**Goal of the exercise:**
Search the entries below for "title" and copy each matching line.

**Source material:**
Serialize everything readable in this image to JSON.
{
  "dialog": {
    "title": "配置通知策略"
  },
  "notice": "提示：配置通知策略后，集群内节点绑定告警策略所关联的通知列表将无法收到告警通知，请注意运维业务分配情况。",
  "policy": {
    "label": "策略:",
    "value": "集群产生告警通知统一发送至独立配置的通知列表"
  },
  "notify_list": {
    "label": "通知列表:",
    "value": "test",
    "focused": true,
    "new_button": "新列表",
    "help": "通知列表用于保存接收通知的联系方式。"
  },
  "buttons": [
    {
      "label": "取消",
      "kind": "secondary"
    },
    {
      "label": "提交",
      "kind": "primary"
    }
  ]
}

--

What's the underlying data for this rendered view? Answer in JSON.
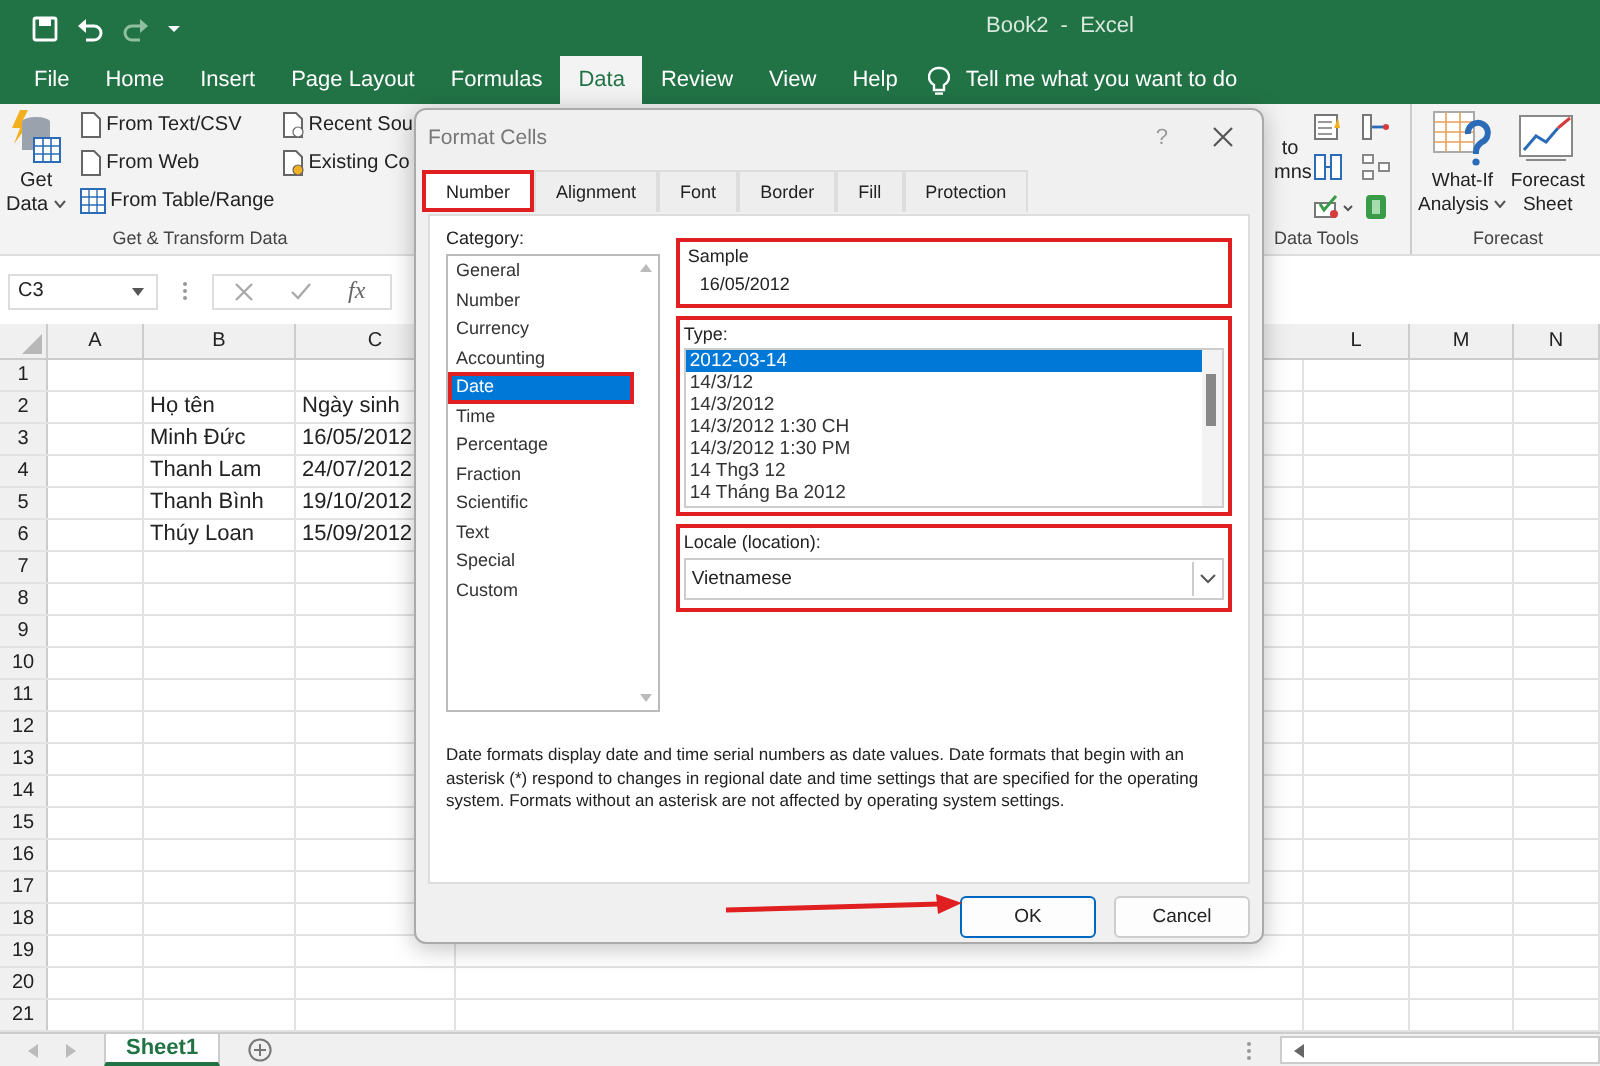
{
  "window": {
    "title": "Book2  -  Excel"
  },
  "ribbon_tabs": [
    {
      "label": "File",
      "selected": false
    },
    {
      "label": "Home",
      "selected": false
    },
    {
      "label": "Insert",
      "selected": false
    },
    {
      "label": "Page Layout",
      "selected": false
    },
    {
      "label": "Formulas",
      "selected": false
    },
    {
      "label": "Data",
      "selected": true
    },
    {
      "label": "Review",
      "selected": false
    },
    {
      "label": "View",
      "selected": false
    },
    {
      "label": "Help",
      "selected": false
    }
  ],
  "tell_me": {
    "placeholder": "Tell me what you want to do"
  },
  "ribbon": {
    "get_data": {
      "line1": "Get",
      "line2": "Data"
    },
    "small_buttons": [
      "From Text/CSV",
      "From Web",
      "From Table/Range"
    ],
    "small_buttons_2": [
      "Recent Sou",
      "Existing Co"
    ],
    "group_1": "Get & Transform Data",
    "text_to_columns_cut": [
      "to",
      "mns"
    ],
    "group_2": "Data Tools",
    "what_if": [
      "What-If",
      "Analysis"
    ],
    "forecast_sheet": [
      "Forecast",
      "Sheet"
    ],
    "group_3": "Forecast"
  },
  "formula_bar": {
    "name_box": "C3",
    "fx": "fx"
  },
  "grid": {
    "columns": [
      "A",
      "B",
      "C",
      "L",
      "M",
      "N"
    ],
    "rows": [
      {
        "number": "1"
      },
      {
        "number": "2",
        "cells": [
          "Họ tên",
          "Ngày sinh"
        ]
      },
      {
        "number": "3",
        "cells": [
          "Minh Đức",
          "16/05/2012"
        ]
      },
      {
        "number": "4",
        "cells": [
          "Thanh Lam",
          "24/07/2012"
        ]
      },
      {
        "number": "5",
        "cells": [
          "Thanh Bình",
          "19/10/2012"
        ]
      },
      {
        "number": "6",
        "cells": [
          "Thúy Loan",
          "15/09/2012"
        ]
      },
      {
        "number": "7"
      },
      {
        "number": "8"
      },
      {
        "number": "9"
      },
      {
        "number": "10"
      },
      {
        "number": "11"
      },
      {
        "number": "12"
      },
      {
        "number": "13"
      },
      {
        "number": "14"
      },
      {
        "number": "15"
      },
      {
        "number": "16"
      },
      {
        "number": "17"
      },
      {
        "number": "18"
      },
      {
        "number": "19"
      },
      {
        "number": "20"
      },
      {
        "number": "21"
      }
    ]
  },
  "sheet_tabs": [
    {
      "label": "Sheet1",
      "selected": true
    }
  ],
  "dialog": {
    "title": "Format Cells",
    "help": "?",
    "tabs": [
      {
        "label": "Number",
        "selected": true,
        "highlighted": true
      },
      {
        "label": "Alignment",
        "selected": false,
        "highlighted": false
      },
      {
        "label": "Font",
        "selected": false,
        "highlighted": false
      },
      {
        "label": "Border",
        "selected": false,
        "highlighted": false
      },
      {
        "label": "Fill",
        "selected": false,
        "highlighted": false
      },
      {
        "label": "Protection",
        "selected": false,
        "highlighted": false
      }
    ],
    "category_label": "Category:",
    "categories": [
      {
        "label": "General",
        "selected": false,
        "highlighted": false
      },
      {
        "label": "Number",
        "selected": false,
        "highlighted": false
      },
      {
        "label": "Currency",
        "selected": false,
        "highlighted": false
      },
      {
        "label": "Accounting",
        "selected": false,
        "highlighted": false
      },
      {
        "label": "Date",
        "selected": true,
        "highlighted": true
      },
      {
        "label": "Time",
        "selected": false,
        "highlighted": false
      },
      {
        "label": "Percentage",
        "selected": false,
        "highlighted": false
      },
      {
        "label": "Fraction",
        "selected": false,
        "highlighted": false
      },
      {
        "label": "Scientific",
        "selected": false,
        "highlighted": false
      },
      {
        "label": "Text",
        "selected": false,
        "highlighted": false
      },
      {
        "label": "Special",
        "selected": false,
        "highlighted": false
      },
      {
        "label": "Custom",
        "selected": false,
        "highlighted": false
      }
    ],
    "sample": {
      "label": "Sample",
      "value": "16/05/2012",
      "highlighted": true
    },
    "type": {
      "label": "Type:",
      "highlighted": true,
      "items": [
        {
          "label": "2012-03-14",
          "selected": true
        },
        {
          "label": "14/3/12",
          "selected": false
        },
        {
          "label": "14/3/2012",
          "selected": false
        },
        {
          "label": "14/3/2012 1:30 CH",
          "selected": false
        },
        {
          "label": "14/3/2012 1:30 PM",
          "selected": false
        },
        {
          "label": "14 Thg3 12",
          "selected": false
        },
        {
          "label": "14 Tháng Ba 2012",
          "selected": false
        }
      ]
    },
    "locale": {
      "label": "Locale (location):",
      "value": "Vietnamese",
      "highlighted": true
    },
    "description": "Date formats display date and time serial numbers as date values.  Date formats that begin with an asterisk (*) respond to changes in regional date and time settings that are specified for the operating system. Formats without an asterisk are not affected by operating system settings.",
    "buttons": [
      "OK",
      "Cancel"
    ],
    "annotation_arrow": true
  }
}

**Task response:**
    "title": "配置通知策略"
    "title": "Book2  -  Excel"
    "title": "Format Cells",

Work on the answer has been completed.